This time, last year, banks and financial institutions in Nepal were reeling under a severe liquidity crunch. Interest rates went up, lending went down, and investments suffered.
The good news is that the crisis has been resolved and banks can boast of liquidity surplus now. According to the latest half yearly review of the current fiscal year conducted by Nepal Rastra Bank, liquid assets of banks have increased by 24 per cent in contrast to a decrease of 15.3 per cent in the same period of the previous year. Relaxation on income declaration requirements, low credit flow, higher interest rates on deposits and elevated level of remittance inflows have contributed to the current improved liquidity position.
However, the increase in liquidity has not had the obvious effect of decreasing the credit crunch. Credit flow of banks and financial institutions has been lower than their deposit mobilisation. Credit flow has grown only by Rs 36.54 billion, while deposit mobilisation has grown by Rs 73.77 billion. Banks and financial institutions have been critised for hoarding money, not moving towards new areas of market or expanding the traditional lenders.
Last week, at Himalmedia Roundtable on Banking, bankers admitted to continuation of credit crunch, but attributed it to the lack of productive investment options. Earlier, the banking sector faced uncertainty when it doled out easy loans to real estate and consumer sector borrowers without assessing their capacity to honour interest and principal payments in time. "Banks have learnt their lesson and will give ad hoc handouts like they had previously and invite trouble," said the CEO of a leading commercial bank.
The bankers also said that there isn't demand for credit due to the risky investment environment in the country, with investors being plagued by power shortages and labour problems.
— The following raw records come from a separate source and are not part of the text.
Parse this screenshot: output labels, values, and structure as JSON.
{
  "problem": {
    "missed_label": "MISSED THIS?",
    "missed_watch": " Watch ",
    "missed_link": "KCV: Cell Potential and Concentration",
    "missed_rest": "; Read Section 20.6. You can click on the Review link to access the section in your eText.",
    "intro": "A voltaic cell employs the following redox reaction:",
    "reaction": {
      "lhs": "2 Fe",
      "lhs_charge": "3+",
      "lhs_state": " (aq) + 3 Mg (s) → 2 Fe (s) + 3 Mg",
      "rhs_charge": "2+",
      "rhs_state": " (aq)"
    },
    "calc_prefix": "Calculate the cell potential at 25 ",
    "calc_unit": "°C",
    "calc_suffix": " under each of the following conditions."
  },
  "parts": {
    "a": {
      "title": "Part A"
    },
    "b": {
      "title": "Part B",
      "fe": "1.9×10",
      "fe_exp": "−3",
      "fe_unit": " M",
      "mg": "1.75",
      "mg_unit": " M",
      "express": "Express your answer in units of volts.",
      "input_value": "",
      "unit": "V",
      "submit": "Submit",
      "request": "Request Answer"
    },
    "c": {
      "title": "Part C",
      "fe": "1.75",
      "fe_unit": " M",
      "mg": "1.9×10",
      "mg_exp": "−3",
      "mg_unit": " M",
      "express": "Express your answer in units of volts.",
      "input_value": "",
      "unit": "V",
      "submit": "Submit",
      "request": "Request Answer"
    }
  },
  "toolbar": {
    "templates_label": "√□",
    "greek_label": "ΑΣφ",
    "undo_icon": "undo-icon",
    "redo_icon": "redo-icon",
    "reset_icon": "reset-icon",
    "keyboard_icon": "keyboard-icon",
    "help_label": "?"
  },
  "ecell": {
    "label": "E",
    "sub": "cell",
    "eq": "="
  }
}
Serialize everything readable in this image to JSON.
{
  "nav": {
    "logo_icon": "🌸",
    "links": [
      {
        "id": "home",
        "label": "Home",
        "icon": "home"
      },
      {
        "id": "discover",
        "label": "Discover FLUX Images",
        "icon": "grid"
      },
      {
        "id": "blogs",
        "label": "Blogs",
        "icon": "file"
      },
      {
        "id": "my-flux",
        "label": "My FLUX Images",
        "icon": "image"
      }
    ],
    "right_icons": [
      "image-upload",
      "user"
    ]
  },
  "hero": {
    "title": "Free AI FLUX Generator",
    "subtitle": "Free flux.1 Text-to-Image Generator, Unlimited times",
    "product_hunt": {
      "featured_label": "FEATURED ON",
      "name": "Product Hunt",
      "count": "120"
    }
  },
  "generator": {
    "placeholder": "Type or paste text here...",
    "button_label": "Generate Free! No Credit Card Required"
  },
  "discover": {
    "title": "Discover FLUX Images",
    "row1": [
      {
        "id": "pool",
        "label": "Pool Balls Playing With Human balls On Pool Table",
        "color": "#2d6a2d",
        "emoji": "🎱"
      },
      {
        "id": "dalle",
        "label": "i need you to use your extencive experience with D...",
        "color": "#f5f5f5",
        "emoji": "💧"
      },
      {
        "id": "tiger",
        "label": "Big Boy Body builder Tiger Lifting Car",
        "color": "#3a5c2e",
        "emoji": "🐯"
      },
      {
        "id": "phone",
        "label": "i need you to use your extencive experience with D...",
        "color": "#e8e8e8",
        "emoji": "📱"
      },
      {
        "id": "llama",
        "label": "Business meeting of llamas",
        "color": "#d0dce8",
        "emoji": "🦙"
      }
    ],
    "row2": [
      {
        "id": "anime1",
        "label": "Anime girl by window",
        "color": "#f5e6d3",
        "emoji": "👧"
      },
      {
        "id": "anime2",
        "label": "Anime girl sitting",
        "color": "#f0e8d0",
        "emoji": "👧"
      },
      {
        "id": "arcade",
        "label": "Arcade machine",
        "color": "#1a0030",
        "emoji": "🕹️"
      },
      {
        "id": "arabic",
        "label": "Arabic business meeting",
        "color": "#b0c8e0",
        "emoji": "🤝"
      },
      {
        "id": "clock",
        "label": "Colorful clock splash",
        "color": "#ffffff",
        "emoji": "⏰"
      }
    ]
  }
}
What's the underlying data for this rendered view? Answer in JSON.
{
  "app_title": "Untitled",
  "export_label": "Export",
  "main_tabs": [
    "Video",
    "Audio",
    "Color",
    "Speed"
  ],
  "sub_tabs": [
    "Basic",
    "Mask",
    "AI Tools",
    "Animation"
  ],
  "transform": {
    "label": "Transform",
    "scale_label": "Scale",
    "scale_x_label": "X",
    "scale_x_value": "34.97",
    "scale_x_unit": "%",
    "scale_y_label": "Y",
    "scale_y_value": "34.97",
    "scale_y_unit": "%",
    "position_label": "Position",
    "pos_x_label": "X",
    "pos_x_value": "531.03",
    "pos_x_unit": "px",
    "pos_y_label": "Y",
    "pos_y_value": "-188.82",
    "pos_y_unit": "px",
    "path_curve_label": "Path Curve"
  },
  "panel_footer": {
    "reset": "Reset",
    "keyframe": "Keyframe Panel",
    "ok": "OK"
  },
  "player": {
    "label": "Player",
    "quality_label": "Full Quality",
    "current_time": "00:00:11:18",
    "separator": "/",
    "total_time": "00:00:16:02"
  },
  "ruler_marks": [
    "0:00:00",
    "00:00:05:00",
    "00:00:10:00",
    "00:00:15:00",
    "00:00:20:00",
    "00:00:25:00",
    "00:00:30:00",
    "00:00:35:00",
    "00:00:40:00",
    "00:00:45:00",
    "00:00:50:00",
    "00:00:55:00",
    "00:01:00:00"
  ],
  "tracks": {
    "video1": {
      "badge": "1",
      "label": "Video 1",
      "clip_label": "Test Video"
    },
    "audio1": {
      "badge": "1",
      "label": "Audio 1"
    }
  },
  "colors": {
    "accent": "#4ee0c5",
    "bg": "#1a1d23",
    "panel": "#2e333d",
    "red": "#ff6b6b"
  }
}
At a time when even big players are struggling, not many new entrepreneurs have the courage to take the risk. The lower suppression of credit demand over the last few months, coupled with regulations imposed by the central bank regarding capital adequacy and liquidity have reduced the capacity of the banks to lend aggressively.
But banks are in the business of collecting deposits and issuing credit. The mismatch between the two will obviously affect the balance. Returns from earlier credit will not be able to hold up the cost of new deposits much longer. This is already being reflected in the decrease in profits of the financial institutions, with more than half of the banks reporting decline of profits in double digits in the last quarter. Banks have also seen a surge in their expenses, with over 15 per cent increase in operating costs.
A proportional increase in depositor base and diversification of investment portfolios is a must if we want a healthy financial system. The banking industry needs to be proactive now, and not just respond to demand or wait on the traditional big creditors. The banking sector has now reached 60 per cent of the population. And a majority of that population represents lending avenues in small and medium enterprises. The central bank has issued a directive to financial institutions to lend out 10 per cent of their total credit in agriculture, energy and tourism. But perhaps that is not an adequate measure. The attitude of bankers in the way they treat alternative investment options must change.
The bottom line, again, comes down to having the political will to improve the investment environment.
In search of new avenues, PRABHAT BHATTARAI
The illusion of a loss-proof banking sector is slowing breaking
Mind your own business, PAAVAN MATHEMA
Mixing business with politics is driving investors away
Dirty business, PAAVAN MATHEMA
If we want to encourage investors we have to change the rules of the game